== Data for review
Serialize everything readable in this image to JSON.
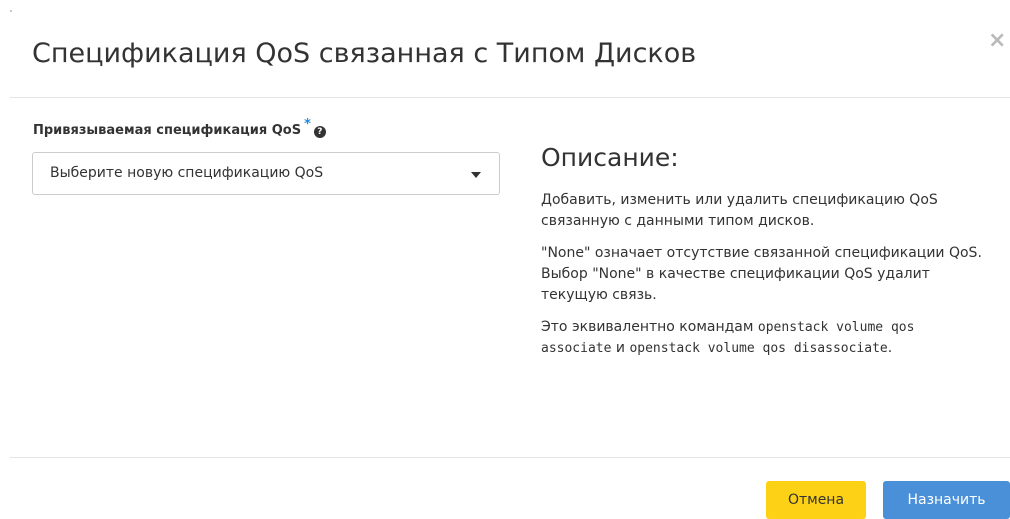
{
  "modal": {
    "title": "Спецификация QoS связанная с Типом Дисков",
    "close_symbol": "×"
  },
  "form": {
    "field_label": "Привязываемая спецификация QoS",
    "required_mark": "*",
    "help_symbol": "?",
    "select_value": "Выберите новую спецификацию QoS"
  },
  "description": {
    "heading": "Описание:",
    "paragraph1": "Добавить, изменить или удалить спецификацию QoS связанную с данными типом дисков.",
    "paragraph2": "\"None\" означает отсутствие связанной спецификации QoS. Выбор \"None\" в качестве спецификации QoS удалит текущую связь.",
    "paragraph3_prefix": "Это эквивалентно командам ",
    "command1": "openstack volume qos associate",
    "paragraph3_conj": " и ",
    "command2": "openstack volume qos disassociate",
    "paragraph3_suffix": "."
  },
  "footer": {
    "cancel_label": "Отмена",
    "submit_label": "Назначить"
  },
  "colors": {
    "cancel_button": "#fcd116",
    "submit_button": "#4a90d9",
    "required_mark": "#1e88e5"
  }
}
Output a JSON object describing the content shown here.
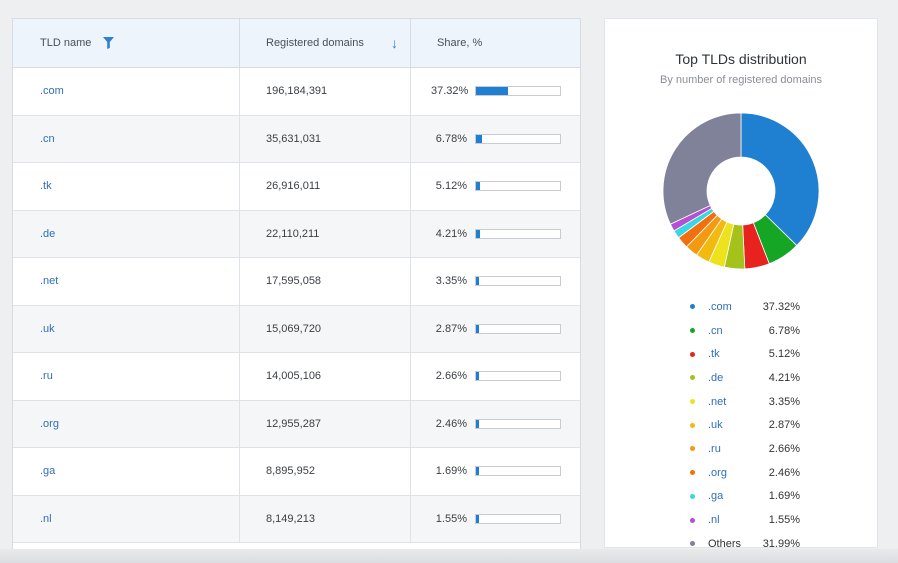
{
  "table": {
    "headers": {
      "tld": "TLD name",
      "registered": "Registered domains",
      "share": "Share, %"
    },
    "rows": [
      {
        "tld": ".com",
        "registered": "196,184,391",
        "share": "37.32%",
        "share_value": 37.32
      },
      {
        "tld": ".cn",
        "registered": "35,631,031",
        "share": "6.78%",
        "share_value": 6.78
      },
      {
        "tld": ".tk",
        "registered": "26,916,011",
        "share": "5.12%",
        "share_value": 5.12
      },
      {
        "tld": ".de",
        "registered": "22,110,211",
        "share": "4.21%",
        "share_value": 4.21
      },
      {
        "tld": ".net",
        "registered": "17,595,058",
        "share": "3.35%",
        "share_value": 3.35
      },
      {
        "tld": ".uk",
        "registered": "15,069,720",
        "share": "2.87%",
        "share_value": 2.87
      },
      {
        "tld": ".ru",
        "registered": "14,005,106",
        "share": "2.66%",
        "share_value": 2.66
      },
      {
        "tld": ".org",
        "registered": "12,955,287",
        "share": "2.46%",
        "share_value": 2.46
      },
      {
        "tld": ".ga",
        "registered": "8,895,952",
        "share": "1.69%",
        "share_value": 1.69
      },
      {
        "tld": ".nl",
        "registered": "8,149,213",
        "share": "1.55%",
        "share_value": 1.55
      }
    ],
    "bar_color": "#1f7fd0"
  },
  "chart": {
    "title": "Top TLDs distribution",
    "subtitle": "By number of registered domains"
  },
  "chart_data": {
    "type": "pie",
    "variant": "donut",
    "title": "Top TLDs distribution",
    "subtitle": "By number of registered domains",
    "legend_placement": "bottom",
    "categories": [
      ".com",
      ".cn",
      ".tk",
      ".de",
      ".net",
      ".uk",
      ".ru",
      ".org",
      ".ga",
      ".nl",
      "Others"
    ],
    "values": [
      37.32,
      6.78,
      5.12,
      4.21,
      3.35,
      2.87,
      2.66,
      2.46,
      1.69,
      1.55,
      31.99
    ],
    "labels": [
      "37.32%",
      "6.78%",
      "5.12%",
      "4.21%",
      "3.35%",
      "2.87%",
      "2.66%",
      "2.46%",
      "1.69%",
      "1.55%",
      "31.99%"
    ],
    "colors": [
      "#1f7fd0",
      "#15a626",
      "#e8231f",
      "#a4c21a",
      "#eee21c",
      "#f2b90f",
      "#f49a12",
      "#f0700e",
      "#37d7e6",
      "#b44fd6",
      "#7f8299"
    ]
  }
}
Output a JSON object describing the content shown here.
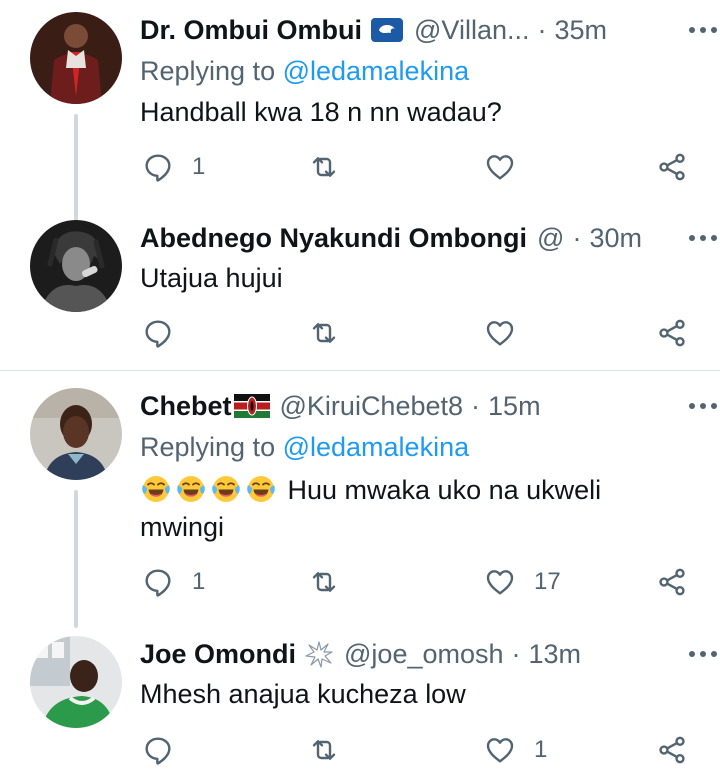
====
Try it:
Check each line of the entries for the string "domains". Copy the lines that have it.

Written solution:
      "registered": "Registered domains",
    "subtitle": "By number of registered domains"
    "subtitle": "By number of registered domains",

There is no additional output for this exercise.